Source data
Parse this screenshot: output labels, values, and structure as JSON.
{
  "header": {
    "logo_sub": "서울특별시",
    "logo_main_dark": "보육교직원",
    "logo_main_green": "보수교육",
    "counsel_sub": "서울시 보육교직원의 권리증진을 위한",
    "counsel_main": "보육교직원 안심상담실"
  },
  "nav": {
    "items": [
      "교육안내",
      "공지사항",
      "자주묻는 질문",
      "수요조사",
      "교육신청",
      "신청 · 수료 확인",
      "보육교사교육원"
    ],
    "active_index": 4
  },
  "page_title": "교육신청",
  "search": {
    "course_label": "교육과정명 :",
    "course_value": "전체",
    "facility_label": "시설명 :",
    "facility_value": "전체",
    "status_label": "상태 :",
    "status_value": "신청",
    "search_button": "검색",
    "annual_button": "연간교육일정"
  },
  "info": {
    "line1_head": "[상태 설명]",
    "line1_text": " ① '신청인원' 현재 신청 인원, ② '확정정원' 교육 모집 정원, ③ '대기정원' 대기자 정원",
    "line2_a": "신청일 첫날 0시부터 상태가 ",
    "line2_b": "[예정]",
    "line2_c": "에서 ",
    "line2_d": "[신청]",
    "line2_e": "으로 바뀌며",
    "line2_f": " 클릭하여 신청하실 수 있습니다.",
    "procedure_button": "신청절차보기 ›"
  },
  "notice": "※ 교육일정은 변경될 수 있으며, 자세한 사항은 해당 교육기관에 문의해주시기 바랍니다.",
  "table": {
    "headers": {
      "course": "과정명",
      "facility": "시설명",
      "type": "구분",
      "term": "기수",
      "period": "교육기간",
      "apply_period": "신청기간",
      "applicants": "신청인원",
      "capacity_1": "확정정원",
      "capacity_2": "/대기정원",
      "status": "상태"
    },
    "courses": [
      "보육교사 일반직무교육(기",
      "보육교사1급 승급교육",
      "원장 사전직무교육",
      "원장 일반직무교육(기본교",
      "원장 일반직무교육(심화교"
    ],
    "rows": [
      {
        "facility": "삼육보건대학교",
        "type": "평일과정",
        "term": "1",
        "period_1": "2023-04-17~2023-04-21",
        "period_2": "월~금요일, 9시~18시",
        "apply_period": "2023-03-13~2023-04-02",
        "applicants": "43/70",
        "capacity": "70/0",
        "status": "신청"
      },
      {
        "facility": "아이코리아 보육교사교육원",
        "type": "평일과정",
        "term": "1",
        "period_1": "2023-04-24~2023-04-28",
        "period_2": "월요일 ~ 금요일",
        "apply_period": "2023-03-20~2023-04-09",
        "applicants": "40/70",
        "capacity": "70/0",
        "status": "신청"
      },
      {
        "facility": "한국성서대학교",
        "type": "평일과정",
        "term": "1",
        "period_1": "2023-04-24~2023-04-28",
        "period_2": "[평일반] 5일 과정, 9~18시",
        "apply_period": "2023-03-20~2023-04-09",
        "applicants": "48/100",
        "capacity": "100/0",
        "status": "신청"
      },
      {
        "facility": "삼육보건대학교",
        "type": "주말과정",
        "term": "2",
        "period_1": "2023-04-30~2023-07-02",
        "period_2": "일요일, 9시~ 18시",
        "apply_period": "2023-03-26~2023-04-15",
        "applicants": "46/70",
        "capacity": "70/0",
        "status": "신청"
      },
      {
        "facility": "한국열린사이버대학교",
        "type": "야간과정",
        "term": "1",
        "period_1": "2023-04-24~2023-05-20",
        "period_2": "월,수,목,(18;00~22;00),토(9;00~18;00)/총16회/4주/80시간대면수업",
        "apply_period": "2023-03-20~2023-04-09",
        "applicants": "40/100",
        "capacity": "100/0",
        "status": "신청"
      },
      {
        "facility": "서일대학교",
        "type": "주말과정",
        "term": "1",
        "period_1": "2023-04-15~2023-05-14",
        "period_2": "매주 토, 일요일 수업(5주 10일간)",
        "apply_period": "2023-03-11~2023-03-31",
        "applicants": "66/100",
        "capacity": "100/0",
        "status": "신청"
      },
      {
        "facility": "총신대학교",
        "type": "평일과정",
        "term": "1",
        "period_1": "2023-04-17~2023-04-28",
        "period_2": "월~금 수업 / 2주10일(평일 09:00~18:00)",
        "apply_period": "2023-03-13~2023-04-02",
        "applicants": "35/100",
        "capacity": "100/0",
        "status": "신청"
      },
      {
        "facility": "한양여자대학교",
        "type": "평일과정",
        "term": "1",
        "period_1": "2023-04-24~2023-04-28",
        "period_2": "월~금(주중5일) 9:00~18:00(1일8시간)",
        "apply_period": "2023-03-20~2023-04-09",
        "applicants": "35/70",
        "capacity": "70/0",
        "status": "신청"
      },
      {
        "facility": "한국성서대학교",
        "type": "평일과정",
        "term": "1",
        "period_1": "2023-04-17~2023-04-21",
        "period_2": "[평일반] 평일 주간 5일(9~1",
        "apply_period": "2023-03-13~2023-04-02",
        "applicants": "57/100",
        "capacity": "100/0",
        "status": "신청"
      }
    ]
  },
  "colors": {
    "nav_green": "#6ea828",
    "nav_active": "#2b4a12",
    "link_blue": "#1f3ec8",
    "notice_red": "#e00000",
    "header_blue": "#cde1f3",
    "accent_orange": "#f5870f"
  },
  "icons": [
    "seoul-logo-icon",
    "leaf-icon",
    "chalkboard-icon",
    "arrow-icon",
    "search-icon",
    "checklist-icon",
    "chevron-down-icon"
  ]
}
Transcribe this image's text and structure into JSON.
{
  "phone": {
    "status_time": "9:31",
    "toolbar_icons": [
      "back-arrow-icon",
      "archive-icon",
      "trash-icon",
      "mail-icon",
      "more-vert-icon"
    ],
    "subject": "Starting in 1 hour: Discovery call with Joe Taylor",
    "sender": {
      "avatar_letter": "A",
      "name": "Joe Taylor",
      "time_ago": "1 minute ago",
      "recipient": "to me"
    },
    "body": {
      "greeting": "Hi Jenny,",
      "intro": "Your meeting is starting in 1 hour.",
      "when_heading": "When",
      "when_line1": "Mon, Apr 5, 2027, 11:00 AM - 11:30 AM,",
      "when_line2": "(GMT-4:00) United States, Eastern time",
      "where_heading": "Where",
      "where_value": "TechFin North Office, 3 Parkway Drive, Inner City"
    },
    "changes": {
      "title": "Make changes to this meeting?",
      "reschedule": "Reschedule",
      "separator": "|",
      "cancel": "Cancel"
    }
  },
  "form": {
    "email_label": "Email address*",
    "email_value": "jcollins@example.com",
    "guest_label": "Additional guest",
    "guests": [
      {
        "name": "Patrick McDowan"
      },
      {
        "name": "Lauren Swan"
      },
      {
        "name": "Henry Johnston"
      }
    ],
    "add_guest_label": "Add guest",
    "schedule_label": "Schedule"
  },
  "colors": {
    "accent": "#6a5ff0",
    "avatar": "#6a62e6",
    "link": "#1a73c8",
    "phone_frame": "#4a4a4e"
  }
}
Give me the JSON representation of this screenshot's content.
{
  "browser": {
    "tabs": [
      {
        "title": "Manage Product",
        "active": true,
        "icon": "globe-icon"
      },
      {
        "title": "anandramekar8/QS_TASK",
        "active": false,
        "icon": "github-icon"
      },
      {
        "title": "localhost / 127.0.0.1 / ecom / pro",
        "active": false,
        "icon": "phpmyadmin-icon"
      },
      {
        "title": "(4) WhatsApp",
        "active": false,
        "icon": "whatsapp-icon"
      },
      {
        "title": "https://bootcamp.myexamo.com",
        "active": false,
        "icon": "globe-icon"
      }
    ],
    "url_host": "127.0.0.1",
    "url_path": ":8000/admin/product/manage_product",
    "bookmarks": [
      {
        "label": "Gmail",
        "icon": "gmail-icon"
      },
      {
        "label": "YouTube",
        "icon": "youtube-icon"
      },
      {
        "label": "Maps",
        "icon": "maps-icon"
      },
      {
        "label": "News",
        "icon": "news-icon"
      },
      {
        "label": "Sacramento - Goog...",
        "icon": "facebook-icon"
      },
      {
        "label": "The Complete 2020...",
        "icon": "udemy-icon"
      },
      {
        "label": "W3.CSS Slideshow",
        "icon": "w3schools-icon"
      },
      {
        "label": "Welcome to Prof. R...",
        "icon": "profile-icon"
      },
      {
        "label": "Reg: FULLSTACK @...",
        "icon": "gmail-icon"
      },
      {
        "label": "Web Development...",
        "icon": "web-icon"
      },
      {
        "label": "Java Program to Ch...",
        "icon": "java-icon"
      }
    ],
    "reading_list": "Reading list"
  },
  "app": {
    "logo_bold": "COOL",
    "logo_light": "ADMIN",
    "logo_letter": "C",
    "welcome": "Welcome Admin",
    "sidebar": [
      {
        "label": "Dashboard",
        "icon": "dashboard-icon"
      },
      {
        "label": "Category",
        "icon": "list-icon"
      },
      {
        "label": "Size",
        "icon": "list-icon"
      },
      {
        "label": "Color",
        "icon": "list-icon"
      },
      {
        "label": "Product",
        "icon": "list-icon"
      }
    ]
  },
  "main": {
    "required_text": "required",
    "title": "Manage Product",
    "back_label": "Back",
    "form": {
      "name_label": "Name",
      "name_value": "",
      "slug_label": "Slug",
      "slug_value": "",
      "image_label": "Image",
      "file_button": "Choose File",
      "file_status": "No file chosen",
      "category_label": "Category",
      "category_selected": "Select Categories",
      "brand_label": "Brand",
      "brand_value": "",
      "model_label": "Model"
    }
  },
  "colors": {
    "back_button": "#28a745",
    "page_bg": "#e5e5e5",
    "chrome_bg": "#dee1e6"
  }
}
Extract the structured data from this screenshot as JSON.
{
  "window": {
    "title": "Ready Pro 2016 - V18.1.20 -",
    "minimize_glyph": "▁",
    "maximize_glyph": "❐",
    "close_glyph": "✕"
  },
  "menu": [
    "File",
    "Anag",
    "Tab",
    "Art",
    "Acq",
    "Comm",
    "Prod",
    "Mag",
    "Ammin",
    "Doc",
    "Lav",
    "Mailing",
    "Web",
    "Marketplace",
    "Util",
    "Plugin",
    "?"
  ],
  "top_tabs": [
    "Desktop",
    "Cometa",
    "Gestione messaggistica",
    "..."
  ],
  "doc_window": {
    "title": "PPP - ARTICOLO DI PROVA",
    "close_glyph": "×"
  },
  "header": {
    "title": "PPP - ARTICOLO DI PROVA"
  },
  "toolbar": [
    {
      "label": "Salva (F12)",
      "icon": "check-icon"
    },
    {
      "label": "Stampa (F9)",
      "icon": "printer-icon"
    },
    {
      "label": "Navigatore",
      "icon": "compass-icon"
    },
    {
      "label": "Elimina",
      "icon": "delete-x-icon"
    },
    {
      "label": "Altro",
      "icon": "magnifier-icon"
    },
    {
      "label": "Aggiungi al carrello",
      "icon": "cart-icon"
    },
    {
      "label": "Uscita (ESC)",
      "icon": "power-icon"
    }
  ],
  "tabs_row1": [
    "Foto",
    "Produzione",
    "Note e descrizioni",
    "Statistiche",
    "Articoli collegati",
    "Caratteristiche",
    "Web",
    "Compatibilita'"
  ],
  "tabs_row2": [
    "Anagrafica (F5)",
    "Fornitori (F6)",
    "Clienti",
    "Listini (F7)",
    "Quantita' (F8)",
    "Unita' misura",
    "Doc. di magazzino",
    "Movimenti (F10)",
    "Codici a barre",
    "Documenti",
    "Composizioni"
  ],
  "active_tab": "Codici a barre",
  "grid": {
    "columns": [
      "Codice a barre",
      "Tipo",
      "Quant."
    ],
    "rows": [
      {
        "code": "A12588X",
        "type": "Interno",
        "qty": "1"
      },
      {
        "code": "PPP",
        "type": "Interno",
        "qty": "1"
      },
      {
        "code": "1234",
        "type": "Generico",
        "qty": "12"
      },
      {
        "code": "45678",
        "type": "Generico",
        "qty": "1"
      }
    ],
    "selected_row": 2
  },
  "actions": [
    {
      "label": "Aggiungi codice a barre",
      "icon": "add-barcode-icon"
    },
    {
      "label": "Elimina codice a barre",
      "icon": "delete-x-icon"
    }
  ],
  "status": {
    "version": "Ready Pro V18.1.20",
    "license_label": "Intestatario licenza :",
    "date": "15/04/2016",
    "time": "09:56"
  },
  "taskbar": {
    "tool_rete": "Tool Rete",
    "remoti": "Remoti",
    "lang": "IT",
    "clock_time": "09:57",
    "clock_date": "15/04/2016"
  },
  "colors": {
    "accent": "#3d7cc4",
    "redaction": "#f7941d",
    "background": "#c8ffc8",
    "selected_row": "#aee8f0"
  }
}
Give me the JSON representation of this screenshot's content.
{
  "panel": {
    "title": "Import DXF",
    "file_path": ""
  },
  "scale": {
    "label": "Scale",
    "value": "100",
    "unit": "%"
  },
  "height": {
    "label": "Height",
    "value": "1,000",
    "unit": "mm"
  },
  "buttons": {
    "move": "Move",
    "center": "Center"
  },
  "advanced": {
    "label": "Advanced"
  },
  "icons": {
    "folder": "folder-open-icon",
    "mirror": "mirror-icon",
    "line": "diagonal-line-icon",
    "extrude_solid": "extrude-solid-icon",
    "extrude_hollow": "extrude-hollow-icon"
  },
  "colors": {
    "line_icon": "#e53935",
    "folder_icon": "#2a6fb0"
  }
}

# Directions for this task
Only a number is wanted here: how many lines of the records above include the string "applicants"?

# Response to this task
10